Task requirements :: Each entry below is to be extracted exactly.

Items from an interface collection
--*--

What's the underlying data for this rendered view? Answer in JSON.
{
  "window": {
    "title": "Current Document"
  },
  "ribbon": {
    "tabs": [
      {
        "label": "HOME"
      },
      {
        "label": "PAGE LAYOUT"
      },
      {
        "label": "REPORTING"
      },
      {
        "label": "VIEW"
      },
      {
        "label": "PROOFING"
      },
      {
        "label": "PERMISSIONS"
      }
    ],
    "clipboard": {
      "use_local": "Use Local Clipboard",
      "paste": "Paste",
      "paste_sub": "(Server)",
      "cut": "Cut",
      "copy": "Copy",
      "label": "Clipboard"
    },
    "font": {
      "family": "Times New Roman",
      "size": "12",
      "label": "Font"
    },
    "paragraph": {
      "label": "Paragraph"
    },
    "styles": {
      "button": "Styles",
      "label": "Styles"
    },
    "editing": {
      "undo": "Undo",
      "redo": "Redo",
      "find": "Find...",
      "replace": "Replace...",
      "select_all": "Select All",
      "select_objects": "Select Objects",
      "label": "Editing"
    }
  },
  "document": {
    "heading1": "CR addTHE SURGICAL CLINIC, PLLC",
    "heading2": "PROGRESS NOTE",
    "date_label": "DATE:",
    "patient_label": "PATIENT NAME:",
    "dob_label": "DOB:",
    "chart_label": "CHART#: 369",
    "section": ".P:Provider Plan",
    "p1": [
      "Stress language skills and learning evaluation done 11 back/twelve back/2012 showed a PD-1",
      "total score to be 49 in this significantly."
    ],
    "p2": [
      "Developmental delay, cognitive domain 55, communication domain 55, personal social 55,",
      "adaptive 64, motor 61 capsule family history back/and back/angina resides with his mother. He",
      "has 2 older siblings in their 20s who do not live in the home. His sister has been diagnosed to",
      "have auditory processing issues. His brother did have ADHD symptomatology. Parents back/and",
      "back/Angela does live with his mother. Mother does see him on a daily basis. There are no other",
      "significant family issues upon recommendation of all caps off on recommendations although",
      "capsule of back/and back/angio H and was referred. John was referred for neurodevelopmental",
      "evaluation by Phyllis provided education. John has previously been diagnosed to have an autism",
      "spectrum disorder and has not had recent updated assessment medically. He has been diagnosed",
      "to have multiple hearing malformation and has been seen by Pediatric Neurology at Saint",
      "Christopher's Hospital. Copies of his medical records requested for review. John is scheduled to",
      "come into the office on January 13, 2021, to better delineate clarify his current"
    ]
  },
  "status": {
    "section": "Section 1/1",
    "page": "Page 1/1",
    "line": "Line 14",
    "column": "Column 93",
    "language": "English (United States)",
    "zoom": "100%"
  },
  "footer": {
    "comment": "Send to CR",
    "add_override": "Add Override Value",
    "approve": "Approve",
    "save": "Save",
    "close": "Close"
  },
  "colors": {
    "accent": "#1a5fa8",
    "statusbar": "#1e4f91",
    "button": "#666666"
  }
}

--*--

Your response ::
What's the underlying data for this rendered view? Answer in JSON.
{
  "window": {
    "title": "Current Document"
  },
  "ribbon": {
    "tabs": [
      {
        "label": "HOME"
      },
      {
        "label": "PAGE LAYOUT"
      },
      {
        "label": "REPORTING"
      },
      {
        "label": "VIEW"
      },
      {
        "label": "PROOFING"
      },
      {
        "label": "PERMISSIONS"
      }
    ],
    "clipboard": {
      "use_local": "Use Local Clipboard",
      "paste": "Paste",
      "paste_sub": "(Server)",
      "cut": "Cut",
      "copy": "Copy",
      "label": "Clipboard"
    },
    "font": {
      "family": "Times New Roman",
      "size": "12",
      "label": "Font"
    },
    "paragraph": {
      "label": "Paragraph"
    },
    "styles": {
      "button": "Styles",
      "label": "Styles"
    },
    "editing": {
      "undo": "Undo",
      "redo": "Redo",
      "find": "Find...",
      "replace": "Replace...",
      "select_all": "Select All",
      "select_objects": "Select Objects",
      "label": "Editing"
    }
  },
  "document": {
    "heading1": "CR addTHE SURGICAL CLINIC, PLLC",
    "heading2": "PROGRESS NOTE",
    "date_label": "DATE:",
    "patient_label": "PATIENT NAME:",
    "dob_label": "DOB:",
    "chart_label": "CHART#: 369",
    "section": ".P:Provider Plan",
    "p1": [
      "Stress language skills and learning evaluation done 11 back/twelve back/2012 showed a PD-1",
      "total score to be 49 in this significantly."
    ],
    "p2": [
      "Developmental delay, cognitive domain 55, communication domain 55, personal social 55,",
      "adaptive 64, motor 61 capsule family history back/and back/angina resides with his mother. He",
      "has 2 older siblings in their 20s who do not live in the home. His sister has been diagnosed to",
      "have auditory processing issues. His brother did have ADHD symptomatology. Parents back/and",
      "back/Angela does live with his mother. Mother does see him on a daily basis. There are no other",
      "significant family issues upon recommendation of all caps off on recommendations although",
      "capsule of back/and back/angio H and was referred. John was referred for neurodevelopmental",
      "evaluation by Phyllis provided education. John has previously been diagnosed to have an autism",
      "spectrum disorder and has not had recent updated assessment medically. He has been diagnosed",
      "to have multiple hearing malformation and has been seen by Pediatric Neurology at Saint",
      "Christopher's Hospital. Copies of his medical records requested for review. John is scheduled to",
      "come into the office on January 13, 2021, to better delineate clarify his current"
    ]
  },
  "status": {
    "section": "Section 1/1",
    "page": "Page 1/1",
    "line": "Line 14",
    "column": "Column 93",
    "language": "English (United States)",
    "zoom": "100%"
  },
  "footer": {
    "comment": "Send to CR",
    "add_override": "Add Override Value",
    "approve": "Approve",
    "save": "Save",
    "close": "Close"
  },
  "colors": {
    "accent": "#1a5fa8",
    "statusbar": "#1e4f91",
    "button": "#666666"
  }
}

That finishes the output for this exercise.